◆ DATA TO USE ◆
***
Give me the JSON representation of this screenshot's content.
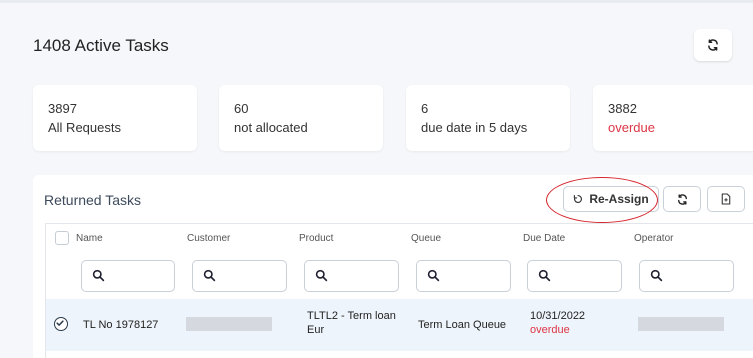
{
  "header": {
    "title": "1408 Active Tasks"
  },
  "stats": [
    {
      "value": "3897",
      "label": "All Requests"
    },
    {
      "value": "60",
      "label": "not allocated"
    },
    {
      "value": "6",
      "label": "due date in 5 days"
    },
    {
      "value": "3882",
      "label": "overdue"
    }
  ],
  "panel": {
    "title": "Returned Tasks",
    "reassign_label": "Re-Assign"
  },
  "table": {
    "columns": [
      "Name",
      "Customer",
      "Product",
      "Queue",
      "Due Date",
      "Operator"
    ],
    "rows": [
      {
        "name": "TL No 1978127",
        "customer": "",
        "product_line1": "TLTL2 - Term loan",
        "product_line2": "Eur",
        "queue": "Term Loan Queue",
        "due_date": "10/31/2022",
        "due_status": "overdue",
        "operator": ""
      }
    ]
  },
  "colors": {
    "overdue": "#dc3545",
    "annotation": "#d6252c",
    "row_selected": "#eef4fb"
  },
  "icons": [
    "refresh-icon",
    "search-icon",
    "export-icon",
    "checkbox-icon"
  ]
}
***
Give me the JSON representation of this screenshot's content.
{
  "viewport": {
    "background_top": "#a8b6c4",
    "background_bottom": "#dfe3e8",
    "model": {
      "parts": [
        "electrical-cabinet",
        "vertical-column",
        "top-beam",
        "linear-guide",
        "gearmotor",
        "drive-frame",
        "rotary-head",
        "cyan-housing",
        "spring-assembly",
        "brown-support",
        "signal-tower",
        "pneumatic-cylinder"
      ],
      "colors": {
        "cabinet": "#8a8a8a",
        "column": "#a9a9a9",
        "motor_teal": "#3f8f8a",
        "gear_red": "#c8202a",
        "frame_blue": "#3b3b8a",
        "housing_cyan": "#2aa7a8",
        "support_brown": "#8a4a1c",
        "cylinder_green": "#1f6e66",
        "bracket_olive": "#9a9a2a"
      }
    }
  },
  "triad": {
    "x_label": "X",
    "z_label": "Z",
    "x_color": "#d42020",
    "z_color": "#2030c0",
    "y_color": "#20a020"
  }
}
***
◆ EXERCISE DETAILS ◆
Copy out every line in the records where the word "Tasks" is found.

◆ YOUR SOLUTION ◆
    "title": "1408 Active Tasks"
    "title": "Returned Tasks",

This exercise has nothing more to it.